[[ DATA RECORDS open ]]

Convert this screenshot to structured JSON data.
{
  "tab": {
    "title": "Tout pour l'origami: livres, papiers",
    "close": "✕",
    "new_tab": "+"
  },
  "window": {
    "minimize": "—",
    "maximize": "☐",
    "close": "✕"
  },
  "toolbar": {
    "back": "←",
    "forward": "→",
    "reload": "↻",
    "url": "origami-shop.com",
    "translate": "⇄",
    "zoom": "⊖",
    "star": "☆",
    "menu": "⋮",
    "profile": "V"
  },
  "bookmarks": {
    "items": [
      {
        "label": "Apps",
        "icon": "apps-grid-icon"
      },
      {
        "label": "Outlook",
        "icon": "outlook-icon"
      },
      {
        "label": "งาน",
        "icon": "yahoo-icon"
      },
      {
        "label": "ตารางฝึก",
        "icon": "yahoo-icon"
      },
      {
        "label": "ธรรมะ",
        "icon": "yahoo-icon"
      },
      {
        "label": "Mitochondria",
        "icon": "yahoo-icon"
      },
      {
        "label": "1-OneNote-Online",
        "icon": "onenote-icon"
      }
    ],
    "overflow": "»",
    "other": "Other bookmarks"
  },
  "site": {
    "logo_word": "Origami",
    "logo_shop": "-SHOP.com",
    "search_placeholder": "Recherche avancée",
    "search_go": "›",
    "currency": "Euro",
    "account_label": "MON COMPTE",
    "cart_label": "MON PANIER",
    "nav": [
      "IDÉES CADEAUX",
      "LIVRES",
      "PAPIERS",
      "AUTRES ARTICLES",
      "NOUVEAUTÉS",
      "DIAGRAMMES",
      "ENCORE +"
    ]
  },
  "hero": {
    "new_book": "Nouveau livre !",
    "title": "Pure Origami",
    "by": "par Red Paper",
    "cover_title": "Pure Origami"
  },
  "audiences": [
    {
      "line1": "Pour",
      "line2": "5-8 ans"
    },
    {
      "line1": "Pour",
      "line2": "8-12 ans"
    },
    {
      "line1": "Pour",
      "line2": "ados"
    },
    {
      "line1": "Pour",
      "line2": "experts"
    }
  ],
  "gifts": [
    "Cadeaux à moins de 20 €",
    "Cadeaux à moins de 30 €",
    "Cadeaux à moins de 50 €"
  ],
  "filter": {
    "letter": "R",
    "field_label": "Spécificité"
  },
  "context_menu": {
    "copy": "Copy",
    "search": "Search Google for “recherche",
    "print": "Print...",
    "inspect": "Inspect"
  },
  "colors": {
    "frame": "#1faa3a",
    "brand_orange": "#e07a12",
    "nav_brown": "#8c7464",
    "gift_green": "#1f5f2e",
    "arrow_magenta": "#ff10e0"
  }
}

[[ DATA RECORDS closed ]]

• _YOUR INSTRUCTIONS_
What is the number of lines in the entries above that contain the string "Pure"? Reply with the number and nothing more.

• _YOUR RESPONSE_
2